The headline that the used electronics were "exported" made these men "e-waste criminals".  BANimplied that the junk on the ground was the same that these three men imported.  It was not. And Interpol believed BAN, and wrote that (because the sale was "organized") that this was evidence of "organized crime". And no American or European reporter has called ANY of these men to get their side of the "e-Waste" story.

Now universities, like University of Washington, are being asked to "sign up" and show pride in a boycott which would make Senator Joe McCarthy blush.  We need Bob Dylan to write another "Hurricane" song.

Defamation Case #1:  MediCom of Egypt

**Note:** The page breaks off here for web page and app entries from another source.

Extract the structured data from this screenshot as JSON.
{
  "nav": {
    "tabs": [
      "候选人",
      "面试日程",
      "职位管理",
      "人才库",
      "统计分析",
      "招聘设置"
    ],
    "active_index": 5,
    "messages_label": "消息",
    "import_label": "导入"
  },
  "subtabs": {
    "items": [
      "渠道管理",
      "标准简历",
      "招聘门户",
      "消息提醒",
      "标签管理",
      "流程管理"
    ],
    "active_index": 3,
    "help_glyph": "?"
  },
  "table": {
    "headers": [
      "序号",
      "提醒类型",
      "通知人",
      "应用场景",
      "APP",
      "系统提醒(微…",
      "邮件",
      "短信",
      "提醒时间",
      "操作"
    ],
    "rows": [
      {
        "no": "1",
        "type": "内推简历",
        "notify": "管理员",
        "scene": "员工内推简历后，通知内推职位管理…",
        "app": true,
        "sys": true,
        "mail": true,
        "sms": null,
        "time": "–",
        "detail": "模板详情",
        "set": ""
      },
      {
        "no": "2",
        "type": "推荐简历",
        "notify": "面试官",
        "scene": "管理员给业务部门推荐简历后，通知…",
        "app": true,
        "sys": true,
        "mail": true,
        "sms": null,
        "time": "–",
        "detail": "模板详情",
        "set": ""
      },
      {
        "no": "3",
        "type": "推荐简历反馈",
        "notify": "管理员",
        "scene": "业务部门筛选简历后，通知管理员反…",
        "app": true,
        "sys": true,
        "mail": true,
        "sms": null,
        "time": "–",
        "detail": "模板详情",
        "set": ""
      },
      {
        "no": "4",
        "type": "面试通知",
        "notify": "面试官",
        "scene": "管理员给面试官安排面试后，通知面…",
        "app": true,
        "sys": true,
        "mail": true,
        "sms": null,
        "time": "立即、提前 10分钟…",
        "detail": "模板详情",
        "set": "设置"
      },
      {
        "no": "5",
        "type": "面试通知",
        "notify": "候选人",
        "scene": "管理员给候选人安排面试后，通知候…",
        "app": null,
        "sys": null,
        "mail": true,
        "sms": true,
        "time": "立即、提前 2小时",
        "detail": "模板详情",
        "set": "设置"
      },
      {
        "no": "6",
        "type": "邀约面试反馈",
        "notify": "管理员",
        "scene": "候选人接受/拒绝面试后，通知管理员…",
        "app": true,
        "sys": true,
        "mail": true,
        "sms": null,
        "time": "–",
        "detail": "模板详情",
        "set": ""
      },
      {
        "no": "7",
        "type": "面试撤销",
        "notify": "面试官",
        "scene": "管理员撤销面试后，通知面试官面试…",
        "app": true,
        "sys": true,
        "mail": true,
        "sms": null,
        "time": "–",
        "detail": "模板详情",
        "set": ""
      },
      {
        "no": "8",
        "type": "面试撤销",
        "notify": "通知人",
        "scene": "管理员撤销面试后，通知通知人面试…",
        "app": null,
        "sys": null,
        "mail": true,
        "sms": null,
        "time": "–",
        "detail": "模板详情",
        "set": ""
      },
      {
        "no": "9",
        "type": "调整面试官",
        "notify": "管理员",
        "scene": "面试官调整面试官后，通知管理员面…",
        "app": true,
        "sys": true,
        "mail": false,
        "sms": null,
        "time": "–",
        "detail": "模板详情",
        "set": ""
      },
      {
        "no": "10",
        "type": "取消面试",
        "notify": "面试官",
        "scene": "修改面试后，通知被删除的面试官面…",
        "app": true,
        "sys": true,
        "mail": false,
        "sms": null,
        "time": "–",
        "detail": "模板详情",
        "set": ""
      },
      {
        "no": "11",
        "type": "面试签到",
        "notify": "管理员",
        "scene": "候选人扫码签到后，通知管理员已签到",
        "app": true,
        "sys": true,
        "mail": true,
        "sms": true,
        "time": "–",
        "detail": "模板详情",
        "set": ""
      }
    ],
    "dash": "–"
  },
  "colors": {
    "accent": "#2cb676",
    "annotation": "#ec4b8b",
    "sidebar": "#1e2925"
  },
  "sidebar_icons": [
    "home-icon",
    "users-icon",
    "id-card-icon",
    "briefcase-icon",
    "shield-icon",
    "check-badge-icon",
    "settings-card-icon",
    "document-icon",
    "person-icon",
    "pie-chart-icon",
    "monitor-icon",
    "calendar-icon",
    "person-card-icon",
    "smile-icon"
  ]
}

From Majella Magazine:   Here are the children of Egypt, photographed provocatively next to garbage.  Even the Egyptians are now in the act of "poverty porn" (this is not a BAN.org photo).  This is from an article, Egypt, E-Waste, and the Digital Divide, by Arwa Aburawa
Egyptian children stand in a doorway flanked by piles of waste. It is not uncommon for impoverished children in Egypt to mine waste for raw materials
"According to recent statistics, the number of Egyptians using the internet increased 39 percent to 13.5 million between 2008 and 2009, and the number of people who owned a mobile phone went from 30 million to 48 million in the same period. The repair industry has no doubt played an important role in making such technologies available to those Egyptians on the lowest wages."
Two paragraphs later, Jim Puckett of BAN warns the writer, that the repair business is fraught with problems:
Jim Puckett from BAN, however, argues that “a lot of nasty imports are justified by the repair pretext” which creates hazardous waste (all be it over the course of a few years) that cannot be dealt with safely or effectively in developing countries. Anyone stating that they want to help developing nations bridge the digital divide by sending them electronic cast-offs also need to be questioned, as “e-waste is a toxic waste that needs to be dealt with and not traded with—we need to stop exporting our problems to others to deal with.” 
Jim Puckett says "a lot".  In the past, he was more specific.   The BAN estimate peaked at "Eighty to ninety percent"...  Basel Action Network was circulating bad estimates to the press for a decade.  BAN knows next to nothing about Medi-Com or other importers in Egypt.

"Eighty percent of interracial marriages end in abuse and divorce".    Imagine that totally fictious, alarmist, made up statisic...  It would be an outrage.

In 2008, as the demand for used PCs and displays was at its peak, BAN got its way.  Hosni Mubarak's government passed a law that defined any PC less than 5 years old (from date of manufacturer - which itself is usually 9-12 months prior to distribution - was "#ewaste".   For display devices like monitors, which last 25 years, and may not be sold off the shelf in the USA for a year after manufacture, that is like banning cars which are two years old... and for Egyptians, who earn